What is required: Your answer must be an exact copy of every record.

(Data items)
◆ ◆ ◆ ◆ ◆ ◆ ◆

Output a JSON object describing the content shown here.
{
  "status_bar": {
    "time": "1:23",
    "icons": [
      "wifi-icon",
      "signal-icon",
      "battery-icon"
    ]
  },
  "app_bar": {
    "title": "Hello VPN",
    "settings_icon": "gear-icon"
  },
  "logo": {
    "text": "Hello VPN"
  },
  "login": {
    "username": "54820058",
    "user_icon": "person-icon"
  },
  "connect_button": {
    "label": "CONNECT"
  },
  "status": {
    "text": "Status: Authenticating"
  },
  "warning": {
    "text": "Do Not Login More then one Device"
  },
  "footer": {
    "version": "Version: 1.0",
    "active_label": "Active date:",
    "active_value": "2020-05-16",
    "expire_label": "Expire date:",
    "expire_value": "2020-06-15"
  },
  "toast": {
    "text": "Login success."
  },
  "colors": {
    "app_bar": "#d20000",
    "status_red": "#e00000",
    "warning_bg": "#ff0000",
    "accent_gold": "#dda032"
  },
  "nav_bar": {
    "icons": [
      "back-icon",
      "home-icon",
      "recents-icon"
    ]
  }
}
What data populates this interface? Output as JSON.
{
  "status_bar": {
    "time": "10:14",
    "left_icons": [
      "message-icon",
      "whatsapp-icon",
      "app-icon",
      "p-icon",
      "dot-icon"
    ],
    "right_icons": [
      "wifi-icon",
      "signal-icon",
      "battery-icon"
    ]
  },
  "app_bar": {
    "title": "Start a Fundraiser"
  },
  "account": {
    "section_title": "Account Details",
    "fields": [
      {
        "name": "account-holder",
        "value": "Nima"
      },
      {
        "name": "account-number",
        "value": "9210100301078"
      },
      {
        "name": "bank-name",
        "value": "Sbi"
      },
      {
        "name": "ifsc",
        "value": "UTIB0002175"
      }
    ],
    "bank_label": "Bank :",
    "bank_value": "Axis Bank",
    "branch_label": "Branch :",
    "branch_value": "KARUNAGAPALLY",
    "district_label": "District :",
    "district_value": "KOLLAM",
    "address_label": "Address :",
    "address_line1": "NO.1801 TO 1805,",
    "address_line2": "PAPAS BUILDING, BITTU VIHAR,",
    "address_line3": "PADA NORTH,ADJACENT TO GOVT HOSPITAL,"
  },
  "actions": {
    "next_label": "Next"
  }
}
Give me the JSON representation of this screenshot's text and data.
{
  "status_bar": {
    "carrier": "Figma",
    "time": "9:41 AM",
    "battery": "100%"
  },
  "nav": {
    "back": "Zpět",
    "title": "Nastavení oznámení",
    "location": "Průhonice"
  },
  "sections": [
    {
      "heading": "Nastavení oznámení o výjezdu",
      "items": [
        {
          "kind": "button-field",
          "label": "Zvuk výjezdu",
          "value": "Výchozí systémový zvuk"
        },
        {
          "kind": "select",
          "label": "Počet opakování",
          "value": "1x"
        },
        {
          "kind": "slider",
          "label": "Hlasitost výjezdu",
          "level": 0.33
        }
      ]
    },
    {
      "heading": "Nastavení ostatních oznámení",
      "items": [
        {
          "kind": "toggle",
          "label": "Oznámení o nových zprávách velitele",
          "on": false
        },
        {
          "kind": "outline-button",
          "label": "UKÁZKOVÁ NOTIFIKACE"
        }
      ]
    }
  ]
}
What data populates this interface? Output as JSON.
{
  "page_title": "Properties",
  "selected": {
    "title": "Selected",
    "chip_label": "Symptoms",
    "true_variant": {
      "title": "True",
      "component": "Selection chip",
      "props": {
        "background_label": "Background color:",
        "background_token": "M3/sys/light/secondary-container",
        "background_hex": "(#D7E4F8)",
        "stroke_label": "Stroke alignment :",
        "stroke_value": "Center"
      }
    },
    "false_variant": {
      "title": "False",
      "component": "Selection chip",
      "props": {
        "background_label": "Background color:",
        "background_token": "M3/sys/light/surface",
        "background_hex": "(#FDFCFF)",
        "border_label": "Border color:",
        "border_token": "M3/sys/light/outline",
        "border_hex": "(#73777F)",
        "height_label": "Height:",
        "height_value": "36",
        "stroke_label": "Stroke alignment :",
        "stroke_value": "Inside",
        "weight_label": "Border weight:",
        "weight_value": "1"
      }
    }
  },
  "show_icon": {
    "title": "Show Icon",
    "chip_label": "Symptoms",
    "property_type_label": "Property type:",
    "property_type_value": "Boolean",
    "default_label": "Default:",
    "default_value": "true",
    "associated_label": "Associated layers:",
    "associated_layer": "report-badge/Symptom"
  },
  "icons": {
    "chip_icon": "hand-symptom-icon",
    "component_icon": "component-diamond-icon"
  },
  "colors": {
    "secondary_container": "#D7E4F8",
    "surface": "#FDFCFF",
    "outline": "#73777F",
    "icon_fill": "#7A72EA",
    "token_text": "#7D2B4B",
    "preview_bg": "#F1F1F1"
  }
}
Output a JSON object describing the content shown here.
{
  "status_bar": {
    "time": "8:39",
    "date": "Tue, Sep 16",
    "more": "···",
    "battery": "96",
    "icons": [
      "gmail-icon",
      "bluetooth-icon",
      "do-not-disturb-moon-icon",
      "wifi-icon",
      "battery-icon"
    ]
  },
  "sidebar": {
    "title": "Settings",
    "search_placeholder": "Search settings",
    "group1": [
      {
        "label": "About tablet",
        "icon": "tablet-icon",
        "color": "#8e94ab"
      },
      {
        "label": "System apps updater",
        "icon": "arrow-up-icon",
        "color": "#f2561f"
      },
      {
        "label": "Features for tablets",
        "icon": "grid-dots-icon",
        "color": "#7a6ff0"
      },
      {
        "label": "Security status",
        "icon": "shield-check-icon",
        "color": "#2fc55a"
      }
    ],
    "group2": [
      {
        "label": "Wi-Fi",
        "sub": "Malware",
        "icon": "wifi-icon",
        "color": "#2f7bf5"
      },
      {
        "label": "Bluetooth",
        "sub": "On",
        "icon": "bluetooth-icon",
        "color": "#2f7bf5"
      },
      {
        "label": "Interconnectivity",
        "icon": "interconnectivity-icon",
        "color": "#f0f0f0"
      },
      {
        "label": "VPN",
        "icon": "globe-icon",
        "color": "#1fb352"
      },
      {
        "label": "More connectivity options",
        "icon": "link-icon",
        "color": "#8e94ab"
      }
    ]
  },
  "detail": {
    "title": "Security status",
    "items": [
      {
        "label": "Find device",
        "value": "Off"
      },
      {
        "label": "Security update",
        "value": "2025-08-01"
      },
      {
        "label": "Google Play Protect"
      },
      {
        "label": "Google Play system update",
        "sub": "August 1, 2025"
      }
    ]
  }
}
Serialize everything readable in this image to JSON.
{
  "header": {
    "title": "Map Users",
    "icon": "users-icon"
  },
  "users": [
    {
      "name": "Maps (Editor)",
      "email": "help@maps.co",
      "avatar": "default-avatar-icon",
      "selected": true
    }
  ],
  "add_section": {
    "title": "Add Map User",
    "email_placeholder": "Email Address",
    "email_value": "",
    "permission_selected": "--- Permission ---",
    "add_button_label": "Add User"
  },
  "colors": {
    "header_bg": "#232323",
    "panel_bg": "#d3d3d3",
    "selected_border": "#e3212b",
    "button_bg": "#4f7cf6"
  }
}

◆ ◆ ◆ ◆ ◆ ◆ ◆

Reply:
Output a JSON object describing the content shown here.
{
  "status_bar": {
    "time": "1:23",
    "icons": [
      "wifi-icon",
      "signal-icon",
      "battery-icon"
    ]
  },
  "app_bar": {
    "title": "Hello VPN",
    "settings_icon": "gear-icon"
  },
  "logo": {
    "text": "Hello VPN"
  },
  "login": {
    "username": "54820058",
    "user_icon": "person-icon"
  },
  "connect_button": {
    "label": "CONNECT"
  },
  "status": {
    "text": "Status: Authenticating"
  },
  "warning": {
    "text": "Do Not Login More then one Device"
  },
  "footer": {
    "version": "Version: 1.0",
    "active_label": "Active date:",
    "active_value": "2020-05-16",
    "expire_label": "Expire date:",
    "expire_value": "2020-06-15"
  },
  "toast": {
    "text": "Login success."
  },
  "colors": {
    "app_bar": "#d20000",
    "status_red": "#e00000",
    "warning_bg": "#ff0000",
    "accent_gold": "#dda032"
  },
  "nav_bar": {
    "icons": [
      "back-icon",
      "home-icon",
      "recents-icon"
    ]
  }
}
What data populates this interface? Output as JSON.
{
  "status_bar": {
    "time": "10:14",
    "left_icons": [
      "message-icon",
      "whatsapp-icon",
      "app-icon",
      "p-icon",
      "dot-icon"
    ],
    "right_icons": [
      "wifi-icon",
      "signal-icon",
      "battery-icon"
    ]
  },
  "app_bar": {
    "title": "Start a Fundraiser"
  },
  "account": {
    "section_title": "Account Details",
    "fields": [
      {
        "name": "account-holder",
        "value": "Nima"
      },
      {
        "name": "account-number",
        "value": "9210100301078"
      },
      {
        "name": "bank-name",
        "value": "Sbi"
      },
      {
        "name": "ifsc",
        "value": "UTIB0002175"
      }
    ],
    "bank_label": "Bank :",
    "bank_value": "Axis Bank",
    "branch_label": "Branch :",
    "branch_value": "KARUNAGAPALLY",
    "district_label": "District :",
    "district_value": "KOLLAM",
    "address_label": "Address :",
    "address_line1": "NO.1801 TO 1805,",
    "address_line2": "PAPAS BUILDING, BITTU VIHAR,",
    "address_line3": "PADA NORTH,ADJACENT TO GOVT HOSPITAL,"
  },
  "actions": {
    "next_label": "Next"
  }
}
Give me the JSON representation of this screenshot's text and data.
{
  "status_bar": {
    "carrier": "Figma",
    "time": "9:41 AM",
    "battery": "100%"
  },
  "nav": {
    "back": "Zpět",
    "title": "Nastavení oznámení",
    "location": "Průhonice"
  },
  "sections": [
    {
      "heading": "Nastavení oznámení o výjezdu",
      "items": [
        {
          "kind": "button-field",
          "label": "Zvuk výjezdu",
          "value": "Výchozí systémový zvuk"
        },
        {
          "kind": "select",
          "label": "Počet opakování",
          "value": "1x"
        },
        {
          "kind": "slider",
          "label": "Hlasitost výjezdu",
          "level": 0.33
        }
      ]
    },
    {
      "heading": "Nastavení ostatních oznámení",
      "items": [
        {
          "kind": "toggle",
          "label": "Oznámení o nových zprávách velitele",
          "on": false
        },
        {
          "kind": "outline-button",
          "label": "UKÁZKOVÁ NOTIFIKACE"
        }
      ]
    }
  ]
}
What data populates this interface? Output as JSON.
{
  "page_title": "Properties",
  "selected": {
    "title": "Selected",
    "chip_label": "Symptoms",
    "true_variant": {
      "title": "True",
      "component": "Selection chip",
      "props": {
        "background_label": "Background color:",
        "background_token": "M3/sys/light/secondary-container",
        "background_hex": "(#D7E4F8)",
        "stroke_label": "Stroke alignment :",
        "stroke_value": "Center"
      }
    },
    "false_variant": {
      "title": "False",
      "component": "Selection chip",
      "props": {
        "background_label": "Background color:",
        "background_token": "M3/sys/light/surface",
        "background_hex": "(#FDFCFF)",
        "border_label": "Border color:",
        "border_token": "M3/sys/light/outline",
        "border_hex": "(#73777F)",
        "height_label": "Height:",
        "height_value": "36",
        "stroke_label": "Stroke alignment :",
        "stroke_value": "Inside",
        "weight_label": "Border weight:",
        "weight_value": "1"
      }
    }
  },
  "show_icon": {
    "title": "Show Icon",
    "chip_label": "Symptoms",
    "property_type_label": "Property type:",
    "property_type_value": "Boolean",
    "default_label": "Default:",
    "default_value": "true",
    "associated_label": "Associated layers:",
    "associated_layer": "report-badge/Symptom"
  },
  "icons": {
    "chip_icon": "hand-symptom-icon",
    "component_icon": "component-diamond-icon"
  },
  "colors": {
    "secondary_container": "#D7E4F8",
    "surface": "#FDFCFF",
    "outline": "#73777F",
    "icon_fill": "#7A72EA",
    "token_text": "#7D2B4B",
    "preview_bg": "#F1F1F1"
  }
}
Output a JSON object describing the content shown here.
{
  "status_bar": {
    "time": "8:39",
    "date": "Tue, Sep 16",
    "more": "···",
    "battery": "96",
    "icons": [
      "gmail-icon",
      "bluetooth-icon",
      "do-not-disturb-moon-icon",
      "wifi-icon",
      "battery-icon"
    ]
  },
  "sidebar": {
    "title": "Settings",
    "search_placeholder": "Search settings",
    "group1": [
      {
        "label": "About tablet",
        "icon": "tablet-icon",
        "color": "#8e94ab"
      },
      {
        "label": "System apps updater",
        "icon": "arrow-up-icon",
        "color": "#f2561f"
      },
      {
        "label": "Features for tablets",
        "icon": "grid-dots-icon",
        "color": "#7a6ff0"
      },
      {
        "label": "Security status",
        "icon": "shield-check-icon",
        "color": "#2fc55a"
      }
    ],
    "group2": [
      {
        "label": "Wi-Fi",
        "sub": "Malware",
        "icon": "wifi-icon",
        "color": "#2f7bf5"
      },
      {
        "label": "Bluetooth",
        "sub": "On",
        "icon": "bluetooth-icon",
        "color": "#2f7bf5"
      },
      {
        "label": "Interconnectivity",
        "icon": "interconnectivity-icon",
        "color": "#f0f0f0"
      },
      {
        "label": "VPN",
        "icon": "globe-icon",
        "color": "#1fb352"
      },
      {
        "label": "More connectivity options",
        "icon": "link-icon",
        "color": "#8e94ab"
      }
    ]
  },
  "detail": {
    "title": "Security status",
    "items": [
      {
        "label": "Find device",
        "value": "Off"
      },
      {
        "label": "Security update",
        "value": "2025-08-01"
      },
      {
        "label": "Google Play Protect"
      },
      {
        "label": "Google Play system update",
        "sub": "August 1, 2025"
      }
    ]
  }
}
Serialize everything readable in this image to JSON.
{
  "header": {
    "title": "Map Users",
    "icon": "users-icon"
  },
  "users": [
    {
      "name": "Maps (Editor)",
      "email": "help@maps.co",
      "avatar": "default-avatar-icon",
      "selected": true
    }
  ],
  "add_section": {
    "title": "Add Map User",
    "email_placeholder": "Email Address",
    "email_value": "",
    "permission_selected": "--- Permission ---",
    "add_button_label": "Add User"
  },
  "colors": {
    "header_bg": "#232323",
    "panel_bg": "#d3d3d3",
    "selected_border": "#e3212b",
    "button_bg": "#4f7cf6"
  }
}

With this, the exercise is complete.